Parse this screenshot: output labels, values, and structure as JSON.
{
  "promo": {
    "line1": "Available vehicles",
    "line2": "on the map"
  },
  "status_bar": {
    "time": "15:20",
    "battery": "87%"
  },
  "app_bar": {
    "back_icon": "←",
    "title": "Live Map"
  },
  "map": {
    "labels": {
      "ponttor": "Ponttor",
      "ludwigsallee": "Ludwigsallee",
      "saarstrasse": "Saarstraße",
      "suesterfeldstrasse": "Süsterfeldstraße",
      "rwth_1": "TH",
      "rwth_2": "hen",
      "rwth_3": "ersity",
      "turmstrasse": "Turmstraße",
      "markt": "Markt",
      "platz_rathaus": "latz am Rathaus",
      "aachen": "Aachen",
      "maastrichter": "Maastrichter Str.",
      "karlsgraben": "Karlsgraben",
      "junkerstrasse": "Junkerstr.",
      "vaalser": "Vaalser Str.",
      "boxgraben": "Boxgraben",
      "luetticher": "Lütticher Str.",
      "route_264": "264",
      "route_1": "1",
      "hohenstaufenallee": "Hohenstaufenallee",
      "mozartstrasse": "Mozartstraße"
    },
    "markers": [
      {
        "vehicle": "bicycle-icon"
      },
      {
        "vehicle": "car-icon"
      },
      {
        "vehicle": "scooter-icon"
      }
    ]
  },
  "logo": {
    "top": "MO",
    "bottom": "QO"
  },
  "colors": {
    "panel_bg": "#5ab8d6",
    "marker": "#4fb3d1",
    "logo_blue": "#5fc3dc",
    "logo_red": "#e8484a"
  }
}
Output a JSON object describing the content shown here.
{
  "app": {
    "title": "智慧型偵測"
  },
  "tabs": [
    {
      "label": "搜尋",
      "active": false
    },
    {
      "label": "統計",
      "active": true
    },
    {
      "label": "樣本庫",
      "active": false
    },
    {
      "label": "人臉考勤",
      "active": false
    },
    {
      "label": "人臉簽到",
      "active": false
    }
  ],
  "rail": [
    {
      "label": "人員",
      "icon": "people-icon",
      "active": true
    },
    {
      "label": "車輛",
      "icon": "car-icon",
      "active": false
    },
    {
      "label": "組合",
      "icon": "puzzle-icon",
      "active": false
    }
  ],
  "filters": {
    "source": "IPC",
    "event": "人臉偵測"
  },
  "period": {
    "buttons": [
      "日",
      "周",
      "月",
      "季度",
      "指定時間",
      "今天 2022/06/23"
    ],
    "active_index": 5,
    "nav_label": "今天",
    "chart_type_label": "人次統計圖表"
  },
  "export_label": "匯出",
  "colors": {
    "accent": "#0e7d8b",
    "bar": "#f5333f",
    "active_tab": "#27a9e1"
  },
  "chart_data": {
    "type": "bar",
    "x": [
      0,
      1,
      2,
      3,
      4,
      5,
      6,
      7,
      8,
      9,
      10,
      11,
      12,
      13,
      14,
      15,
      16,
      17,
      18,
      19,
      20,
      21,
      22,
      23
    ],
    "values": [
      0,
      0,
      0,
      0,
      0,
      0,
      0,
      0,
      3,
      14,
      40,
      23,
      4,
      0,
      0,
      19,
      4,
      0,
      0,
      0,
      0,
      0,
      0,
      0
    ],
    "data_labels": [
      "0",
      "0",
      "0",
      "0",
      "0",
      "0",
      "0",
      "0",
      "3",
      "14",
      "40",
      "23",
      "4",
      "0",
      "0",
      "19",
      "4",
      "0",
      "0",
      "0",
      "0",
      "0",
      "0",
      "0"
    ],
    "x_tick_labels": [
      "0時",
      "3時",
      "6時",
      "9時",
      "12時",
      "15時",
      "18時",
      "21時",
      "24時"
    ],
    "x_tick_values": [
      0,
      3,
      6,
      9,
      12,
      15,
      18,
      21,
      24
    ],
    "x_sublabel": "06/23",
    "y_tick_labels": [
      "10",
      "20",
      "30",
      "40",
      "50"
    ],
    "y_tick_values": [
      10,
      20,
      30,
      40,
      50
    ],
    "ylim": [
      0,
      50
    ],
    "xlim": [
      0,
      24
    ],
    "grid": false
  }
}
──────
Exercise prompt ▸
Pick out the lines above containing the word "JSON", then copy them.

Result of this task ▸
Parse this screenshot: output labels, values, and structure as JSON.
Output a JSON object describing the content shown here.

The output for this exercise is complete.